## Provided records
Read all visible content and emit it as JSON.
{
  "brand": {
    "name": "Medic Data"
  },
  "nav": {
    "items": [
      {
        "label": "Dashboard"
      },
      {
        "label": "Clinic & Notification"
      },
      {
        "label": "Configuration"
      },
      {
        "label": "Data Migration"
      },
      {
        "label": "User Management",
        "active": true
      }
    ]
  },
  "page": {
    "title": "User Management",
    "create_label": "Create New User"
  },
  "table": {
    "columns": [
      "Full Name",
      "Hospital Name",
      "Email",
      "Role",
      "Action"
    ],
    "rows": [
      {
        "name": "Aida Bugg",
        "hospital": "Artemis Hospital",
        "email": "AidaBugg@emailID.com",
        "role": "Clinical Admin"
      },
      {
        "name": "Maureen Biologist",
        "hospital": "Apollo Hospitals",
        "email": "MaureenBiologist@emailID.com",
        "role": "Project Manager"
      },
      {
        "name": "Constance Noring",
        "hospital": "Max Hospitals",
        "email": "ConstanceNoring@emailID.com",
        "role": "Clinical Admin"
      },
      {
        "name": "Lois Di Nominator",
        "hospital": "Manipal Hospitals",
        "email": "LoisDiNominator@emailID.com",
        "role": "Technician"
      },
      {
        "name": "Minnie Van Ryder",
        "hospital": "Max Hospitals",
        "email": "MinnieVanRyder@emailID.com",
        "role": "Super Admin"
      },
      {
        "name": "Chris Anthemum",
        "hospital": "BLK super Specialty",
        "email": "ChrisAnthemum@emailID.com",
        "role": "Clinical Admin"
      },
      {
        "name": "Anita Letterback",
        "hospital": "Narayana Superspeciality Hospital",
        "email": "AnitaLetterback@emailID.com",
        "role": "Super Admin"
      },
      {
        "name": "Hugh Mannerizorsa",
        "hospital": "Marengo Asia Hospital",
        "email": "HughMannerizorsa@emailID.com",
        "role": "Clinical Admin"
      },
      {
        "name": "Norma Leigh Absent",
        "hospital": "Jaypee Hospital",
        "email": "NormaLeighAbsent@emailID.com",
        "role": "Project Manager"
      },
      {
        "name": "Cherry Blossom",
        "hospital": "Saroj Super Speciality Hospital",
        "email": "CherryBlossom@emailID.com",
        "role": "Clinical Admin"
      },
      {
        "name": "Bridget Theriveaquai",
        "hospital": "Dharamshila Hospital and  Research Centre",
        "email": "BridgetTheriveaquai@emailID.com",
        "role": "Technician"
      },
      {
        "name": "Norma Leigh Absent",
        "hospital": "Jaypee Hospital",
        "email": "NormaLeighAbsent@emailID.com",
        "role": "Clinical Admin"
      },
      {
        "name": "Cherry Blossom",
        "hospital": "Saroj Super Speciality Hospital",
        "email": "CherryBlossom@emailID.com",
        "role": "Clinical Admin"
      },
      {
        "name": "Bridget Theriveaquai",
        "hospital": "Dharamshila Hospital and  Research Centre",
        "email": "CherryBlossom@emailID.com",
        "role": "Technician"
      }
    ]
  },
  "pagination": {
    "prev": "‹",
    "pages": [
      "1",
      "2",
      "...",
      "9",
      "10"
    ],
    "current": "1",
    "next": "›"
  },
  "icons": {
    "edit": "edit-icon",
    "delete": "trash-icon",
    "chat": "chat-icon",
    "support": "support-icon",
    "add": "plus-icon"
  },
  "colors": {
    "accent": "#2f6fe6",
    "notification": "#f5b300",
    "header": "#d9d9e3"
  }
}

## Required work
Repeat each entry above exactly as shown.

## Task result
Read all visible content and emit it as JSON.
{
  "brand": {
    "name": "Medic Data"
  },
  "nav": {
    "items": [
      {
        "label": "Dashboard"
      },
      {
        "label": "Clinic & Notification"
      },
      {
        "label": "Configuration"
      },
      {
        "label": "Data Migration"
      },
      {
        "label": "User Management",
        "active": true
      }
    ]
  },
  "page": {
    "title": "User Management",
    "create_label": "Create New User"
  },
  "table": {
    "columns": [
      "Full Name",
      "Hospital Name",
      "Email",
      "Role",
      "Action"
    ],
    "rows": [
      {
        "name": "Aida Bugg",
        "hospital": "Artemis Hospital",
        "email": "AidaBugg@emailID.com",
        "role": "Clinical Admin"
      },
      {
        "name": "Maureen Biologist",
        "hospital": "Apollo Hospitals",
        "email": "MaureenBiologist@emailID.com",
        "role": "Project Manager"
      },
      {
        "name": "Constance Noring",
        "hospital": "Max Hospitals",
        "email": "ConstanceNoring@emailID.com",
        "role": "Clinical Admin"
      },
      {
        "name": "Lois Di Nominator",
        "hospital": "Manipal Hospitals",
        "email": "LoisDiNominator@emailID.com",
        "role": "Technician"
      },
      {
        "name": "Minnie Van Ryder",
        "hospital": "Max Hospitals",
        "email": "MinnieVanRyder@emailID.com",
        "role": "Super Admin"
      },
      {
        "name": "Chris Anthemum",
        "hospital": "BLK super Specialty",
        "email": "ChrisAnthemum@emailID.com",
        "role": "Clinical Admin"
      },
      {
        "name": "Anita Letterback",
        "hospital": "Narayana Superspeciality Hospital",
        "email": "AnitaLetterback@emailID.com",
        "role": "Super Admin"
      },
      {
        "name": "Hugh Mannerizorsa",
        "hospital": "Marengo Asia Hospital",
        "email": "HughMannerizorsa@emailID.com",
        "role": "Clinical Admin"
      },
      {
        "name": "Norma Leigh Absent",
        "hospital": "Jaypee Hospital",
        "email": "NormaLeighAbsent@emailID.com",
        "role": "Project Manager"
      },
      {
        "name": "Cherry Blossom",
        "hospital": "Saroj Super Speciality Hospital",
        "email": "CherryBlossom@emailID.com",
        "role": "Clinical Admin"
      },
      {
        "name": "Bridget Theriveaquai",
        "hospital": "Dharamshila Hospital and  Research Centre",
        "email": "BridgetTheriveaquai@emailID.com",
        "role": "Technician"
      },
      {
        "name": "Norma Leigh Absent",
        "hospital": "Jaypee Hospital",
        "email": "NormaLeighAbsent@emailID.com",
        "role": "Clinical Admin"
      },
      {
        "name": "Cherry Blossom",
        "hospital": "Saroj Super Speciality Hospital",
        "email": "CherryBlossom@emailID.com",
        "role": "Clinical Admin"
      },
      {
        "name": "Bridget Theriveaquai",
        "hospital": "Dharamshila Hospital and  Research Centre",
        "email": "CherryBlossom@emailID.com",
        "role": "Technician"
      }
    ]
  },
  "pagination": {
    "prev": "‹",
    "pages": [
      "1",
      "2",
      "...",
      "9",
      "10"
    ],
    "current": "1",
    "next": "›"
  },
  "icons": {
    "edit": "edit-icon",
    "delete": "trash-icon",
    "chat": "chat-icon",
    "support": "support-icon",
    "add": "plus-icon"
  },
  "colors": {
    "accent": "#2f6fe6",
    "notification": "#f5b300",
    "header": "#d9d9e3"
  }
}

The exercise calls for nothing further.